The left half of profile of FIG. 5 shows a joint-edge element B1, which is suitable for connecting a road-surface lining. The jaw profile is here arranged above the plane of contact strip 2, so as to make possible the connection of road surface lining 11 and isolating layer 12 on the rear side of jaw profile 1. In contrast with this, the right half of profile exhibits a joint-edge element B2, which is suitable for incorporation into a concrete roadway. Contact strip 2 is here attached on the upper side of jaw profile 1 and ends flush with the upper surface of the roadway of the concrete road. The fact that anchoring teeth 6 are bent only at a distance A from contact strip a (see the corresponding representation in sector) produces a serrated transition between contact strip 2 and the concrete roadway which follows it. Such a serrated connection can largely prevent the penetration of concrete to the joint-edge element in the area of transition.

Form strips 16 of joint-edge elements possess ribs 17 on their inner side. The ribs have thickened ends. This arrangement improves the connection to the concrete under-structure. It produces a double anchoring effect, on the one hand, through form strips 16, and, on the other hand, through anchoring teeth 6.

An improved double anchoring can also be obtained with the structure of a double profiled element C as shown in FIG. 6. Both profiled halves C/2 are here joined to each other by means of an anchoring part consisting of two parallel plates 18, 19, in which connection cuts have to be performed in each of the two plates for the purpose of producing single profiled elements. The partition into profiled halves C/2 produces joint-edge elements of the type shown in FIG. 7 in built-in position as comprising a double anchoring that possesses a wide base. The anchoring parts are in the form of anchoring teeth 6 just as in the other embodiments.
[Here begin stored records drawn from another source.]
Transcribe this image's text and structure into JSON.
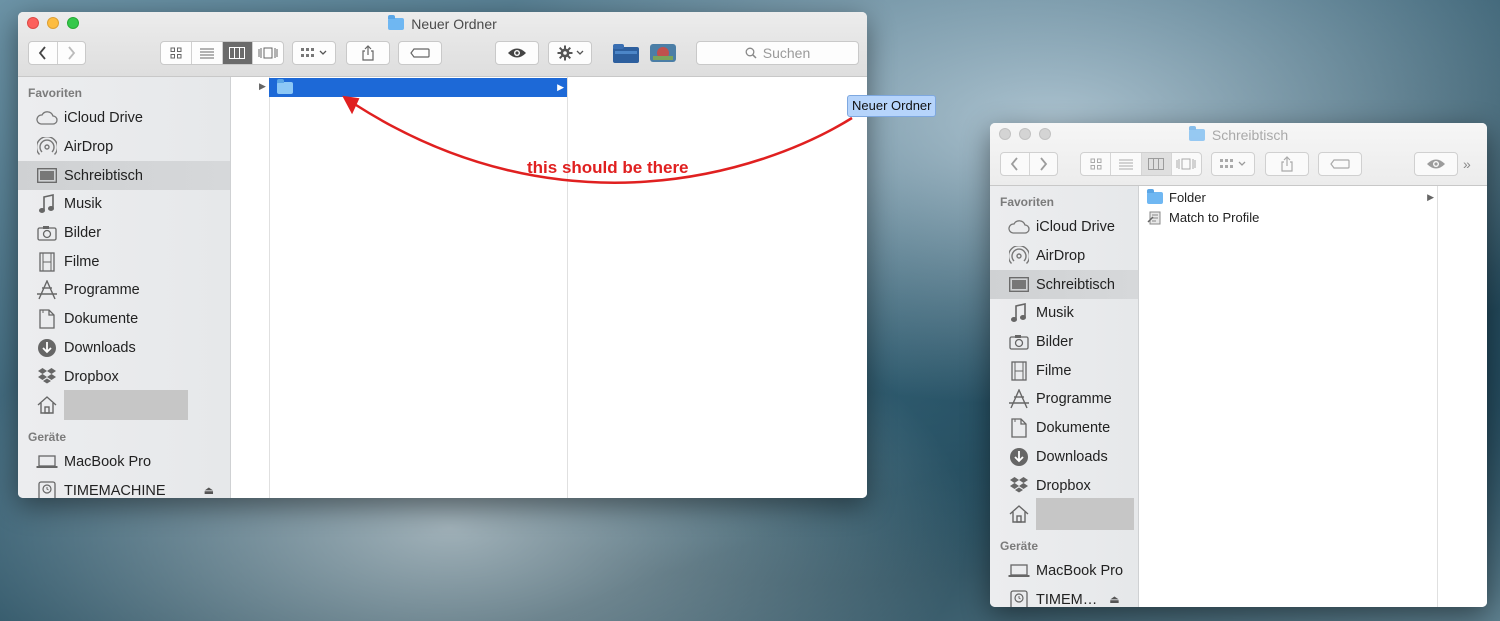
{
  "window1": {
    "title": "Neuer Ordner",
    "search_placeholder": "Suchen",
    "sidebar": {
      "favorites_header": "Favoriten",
      "items": [
        {
          "label": "iCloud Drive",
          "icon": "cloud-icon"
        },
        {
          "label": "AirDrop",
          "icon": "airdrop-icon"
        },
        {
          "label": "Schreibtisch",
          "icon": "desktop-icon",
          "selected": true
        },
        {
          "label": "Musik",
          "icon": "music-note-icon"
        },
        {
          "label": "Bilder",
          "icon": "camera-icon"
        },
        {
          "label": "Filme",
          "icon": "film-icon"
        },
        {
          "label": "Programme",
          "icon": "apps-icon"
        },
        {
          "label": "Dokumente",
          "icon": "document-icon"
        },
        {
          "label": "Downloads",
          "icon": "download-icon"
        },
        {
          "label": "Dropbox",
          "icon": "dropbox-icon"
        }
      ],
      "devices_header": "Geräte",
      "devices": [
        {
          "label": "MacBook Pro",
          "icon": "laptop-icon"
        },
        {
          "label": "TIMEMACHINE",
          "icon": "timemachine-icon"
        }
      ]
    }
  },
  "window2": {
    "title": "Schreibtisch",
    "sidebar": {
      "favorites_header": "Favoriten",
      "items": [
        {
          "label": "iCloud Drive",
          "icon": "cloud-icon"
        },
        {
          "label": "AirDrop",
          "icon": "airdrop-icon"
        },
        {
          "label": "Schreibtisch",
          "icon": "desktop-icon",
          "selected": true
        },
        {
          "label": "Musik",
          "icon": "music-note-icon"
        },
        {
          "label": "Bilder",
          "icon": "camera-icon"
        },
        {
          "label": "Filme",
          "icon": "film-icon"
        },
        {
          "label": "Programme",
          "icon": "apps-icon"
        },
        {
          "label": "Dokumente",
          "icon": "document-icon"
        },
        {
          "label": "Downloads",
          "icon": "download-icon"
        },
        {
          "label": "Dropbox",
          "icon": "dropbox-icon"
        }
      ],
      "devices_header": "Geräte",
      "devices": [
        {
          "label": "MacBook Pro",
          "icon": "laptop-icon"
        },
        {
          "label": "TIMEM…",
          "icon": "timemachine-icon"
        }
      ]
    },
    "files": [
      {
        "name": "Folder",
        "icon": "folder-icon"
      },
      {
        "name": "Match to Profile",
        "icon": "script-icon"
      }
    ]
  },
  "drag_label": "Neuer Ordner",
  "annotation_text": "this should be there",
  "colors": {
    "selection": "#1d69d7",
    "annotation": "#e02020",
    "folder": "#6fb7f2"
  }
}
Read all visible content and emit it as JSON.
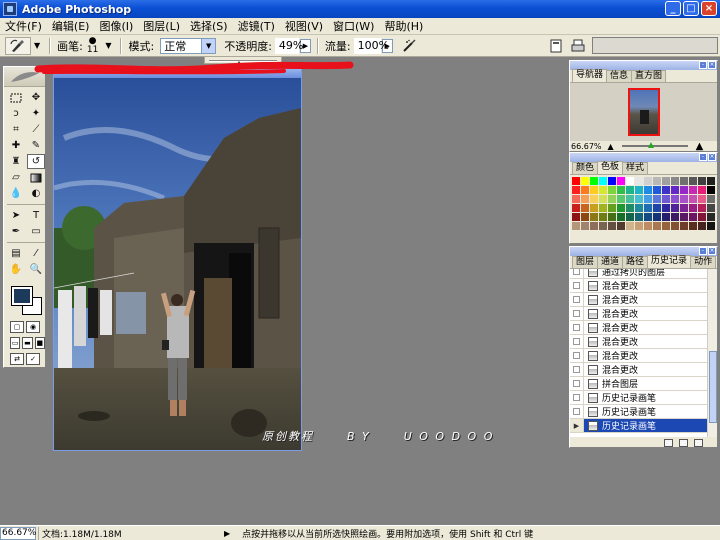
{
  "app": {
    "title": "Adobe Photoshop"
  },
  "window_buttons": {
    "minimize": "_",
    "maximize": "□",
    "close": "×"
  },
  "menu": [
    {
      "label": "文件(F)"
    },
    {
      "label": "编辑(E)"
    },
    {
      "label": "图像(I)"
    },
    {
      "label": "图层(L)"
    },
    {
      "label": "选择(S)"
    },
    {
      "label": "滤镜(T)"
    },
    {
      "label": "视图(V)"
    },
    {
      "label": "窗口(W)"
    },
    {
      "label": "帮助(H)"
    }
  ],
  "options": {
    "brush_label": "画笔:",
    "brush_size": "11",
    "mode_label": "模式:",
    "mode_value": "正常",
    "opacity_label": "不透明度:",
    "opacity_value": "49%",
    "flow_label": "流量:",
    "flow_value": "100%"
  },
  "navigator": {
    "tabs": [
      {
        "label": "导航器"
      },
      {
        "label": "信息"
      },
      {
        "label": "直方图"
      }
    ],
    "zoom": "66.67%"
  },
  "color_panel": {
    "tabs": [
      {
        "label": "颜色"
      },
      {
        "label": "色板"
      },
      {
        "label": "样式"
      }
    ],
    "swatches": [
      "#ff0000",
      "#ffff00",
      "#00ff00",
      "#00ffff",
      "#0000ff",
      "#ff00ff",
      "#ffffff",
      "#e6e6e6",
      "#d0d0d0",
      "#b8b8b8",
      "#a0a0a0",
      "#888888",
      "#707070",
      "#585858",
      "#404040",
      "#202020",
      "#ff1e1e",
      "#ff7a1e",
      "#ffcc1e",
      "#d6e82a",
      "#7fd43a",
      "#2fbf4a",
      "#1eb48c",
      "#1eb4c8",
      "#1e8ce6",
      "#1e5adc",
      "#3c32c8",
      "#6428c8",
      "#9628c8",
      "#c828b4",
      "#e61e78",
      "#000000",
      "#f26a5a",
      "#f5a05a",
      "#f8d05e",
      "#d4e05a",
      "#96d25a",
      "#5ac86e",
      "#46c0a0",
      "#46c0d2",
      "#469ee6",
      "#5a78dc",
      "#6e5ad2",
      "#8c50d2",
      "#aa50c8",
      "#c850b4",
      "#e65a8c",
      "#6e6e6e",
      "#c81e1e",
      "#c8641e",
      "#c8a01e",
      "#a0b41e",
      "#64a01e",
      "#1e9632",
      "#1e8c64",
      "#1e8ca0",
      "#1e6eb4",
      "#1e46aa",
      "#2d28a0",
      "#50239b",
      "#7d2396",
      "#9b1e87",
      "#b41e5a",
      "#464646",
      "#8c1414",
      "#8c4614",
      "#8c7814",
      "#6e7d14",
      "#466e14",
      "#146e28",
      "#14644b",
      "#146478",
      "#144b82",
      "#143278",
      "#231e6e",
      "#3c1964",
      "#5a1964",
      "#6e1464",
      "#82143c",
      "#282828",
      "#b49678",
      "#a0826e",
      "#8c6e5a",
      "#786450",
      "#645040",
      "#503c30",
      "#d2b48c",
      "#c8a078",
      "#be8c64",
      "#aa7850",
      "#96643c",
      "#825032",
      "#6e3c28",
      "#5a2d1e",
      "#46231e",
      "#141414"
    ]
  },
  "history": {
    "tabs": [
      {
        "label": "图层"
      },
      {
        "label": "通道"
      },
      {
        "label": "路径"
      },
      {
        "label": "历史记录"
      },
      {
        "label": "动作"
      }
    ],
    "items": [
      {
        "label": "通过拷贝的图层"
      },
      {
        "label": "混合更改"
      },
      {
        "label": "混合更改"
      },
      {
        "label": "混合更改"
      },
      {
        "label": "混合更改"
      },
      {
        "label": "混合更改"
      },
      {
        "label": "混合更改"
      },
      {
        "label": "混合更改"
      },
      {
        "label": "拼合图层"
      },
      {
        "label": "历史记录画笔"
      },
      {
        "label": "历史记录画笔"
      },
      {
        "label": "历史记录画笔"
      }
    ]
  },
  "watermark": "原创教程      B Y      U O O D O O",
  "colors": {
    "foreground": "#1b3a5c",
    "background": "#ffffff",
    "accent": "#0b4fd4",
    "scribble": "#e8101a"
  },
  "status": {
    "zoom": "66.67%",
    "doc_info": "文档:1.18M/1.18M",
    "hint": "点按并拖移以从当前所选快照绘画。要用附加选项，使用 Shift 和 Ctrl 键"
  }
}
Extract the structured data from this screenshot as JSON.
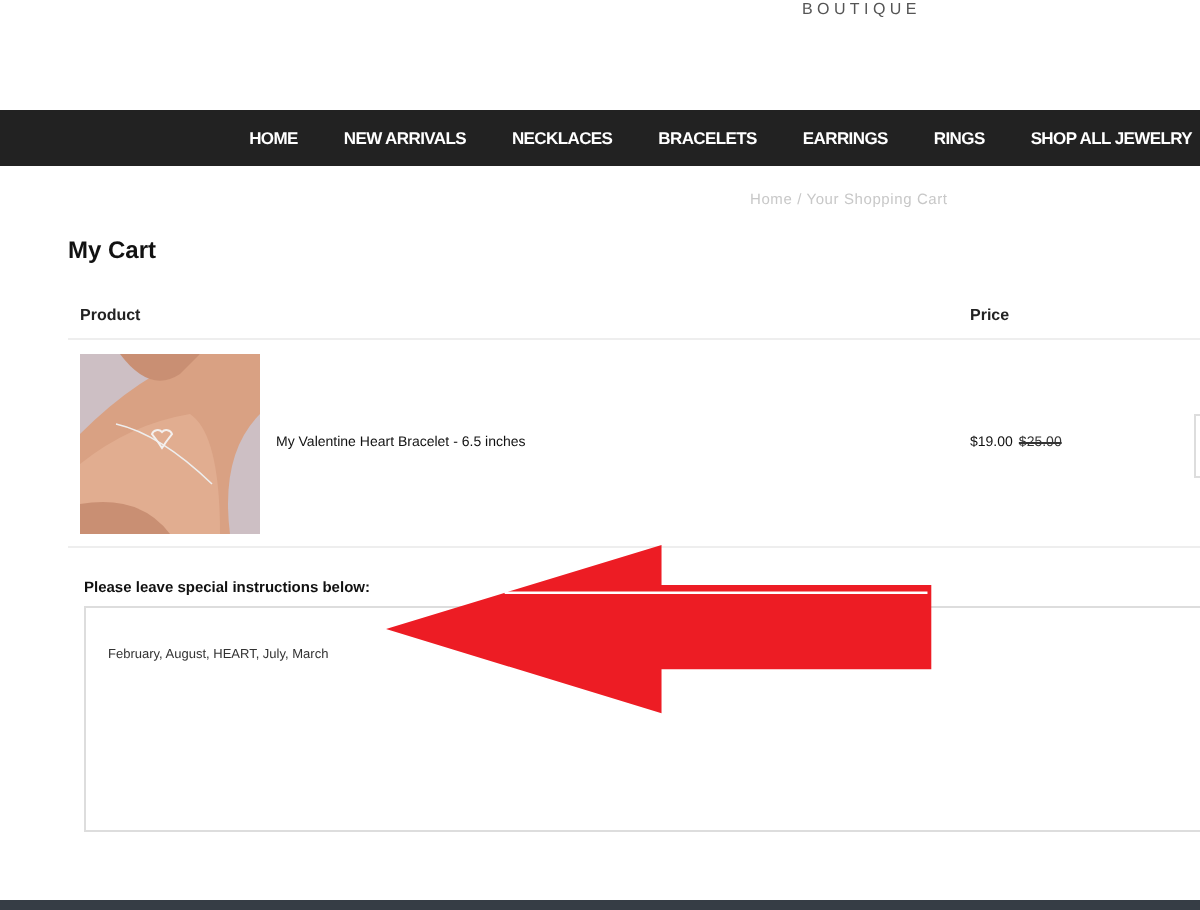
{
  "logo": {
    "text": "BOUTIQUE"
  },
  "nav": [
    {
      "label": "HOME"
    },
    {
      "label": "NEW ARRIVALS"
    },
    {
      "label": "NECKLACES"
    },
    {
      "label": "BRACELETS"
    },
    {
      "label": "EARRINGS"
    },
    {
      "label": "RINGS"
    },
    {
      "label": "SHOP ALL JEWELRY"
    }
  ],
  "breadcrumb": "Home / Your Shopping Cart",
  "page_title": "My Cart",
  "table": {
    "columns": [
      "Product",
      "Price"
    ],
    "rows": [
      {
        "name": "My Valentine Heart Bracelet - 6.5 inches",
        "price": "$19.00",
        "original_price": "$25.00"
      }
    ]
  },
  "instructions": {
    "label": "Please leave special instructions below:",
    "value": "February, August, HEART, July, March"
  }
}
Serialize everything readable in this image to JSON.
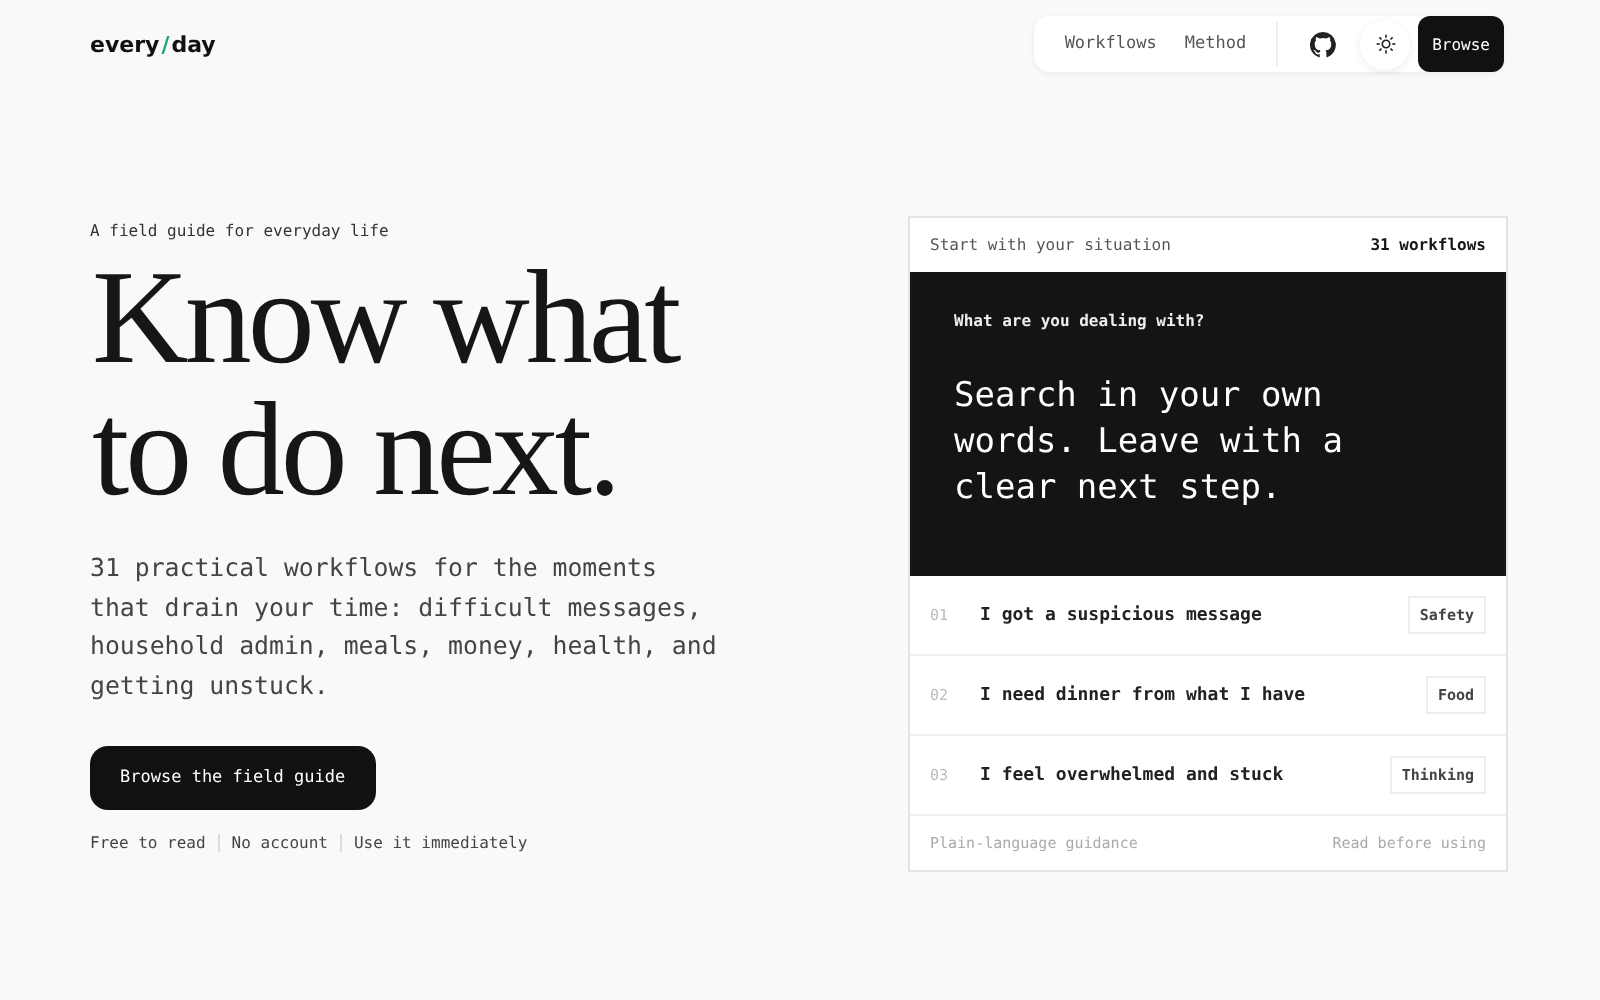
{
  "logo": {
    "left": "every",
    "separator": "/",
    "right": "day"
  },
  "nav": {
    "links": [
      "Workflows",
      "Method"
    ],
    "cta": "Browse"
  },
  "hero": {
    "eyebrow": "A field guide for everyday life",
    "headline": [
      "Know what",
      "to do next."
    ],
    "lede": "31 practical workflows for the moments that drain your time: difficult messages, household admin, meals, money, health, and getting unstuck.",
    "button": "Browse the field guide",
    "notes": [
      "Free to read",
      "No account",
      "Use it immediately"
    ]
  },
  "card": {
    "header_left": "Start with your situation",
    "header_right": "31 workflows",
    "prompt": "What are you dealing with?",
    "statement": "Search in your own words. Leave with a clear next step.",
    "rows": [
      {
        "number": "01",
        "text": "I got a suspicious message",
        "tag": "Safety"
      },
      {
        "number": "02",
        "text": "I need dinner from what I have",
        "tag": "Food"
      },
      {
        "number": "03",
        "text": "I feel overwhelmed and stuck",
        "tag": "Thinking"
      }
    ],
    "footer_left": "Plain-language guidance",
    "footer_right": "Read before using"
  }
}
Patent Citations
Cited PatentFiling datePublication dateApplicantTitle
US1098792 *Aug 21, 1909Jun 2, 1914William E FicklenStreet-pavement.
US1634263 *Jun 9, 1925Jul 5, 1927Mcinerney Peter JJoint form
US2405844 *Nov 29, 1944Aug 13, 1946Mortenson Gunnar CExpansion and contraction joint
US3570378 *Jul 16, 1968Mar 16, 1971Honegger HeinrichExpansion joint for concrete slabs
US3626822 *Oct 1, 1969Dec 14, 1971Maurer Friedrich SoehneSealing strip for expansion gaps, especially in road pavements
US3877029 *Mar 9, 1973Apr 8, 1975Magic Dot IncElectronic keyboard
US3888599 *Sep 20, 1974Jun 10, 1975Specialties ConstExpansion joint seal
Classifications
U.S. Classification404/74, 72/203, 29/415, 404/47
International ClassificationE01D19/06, E01C11/02, E01C11/12
Cooperative ClassificationE01C11/126, E01D19/06
European ClassificationE01D19/06, E01C11/12C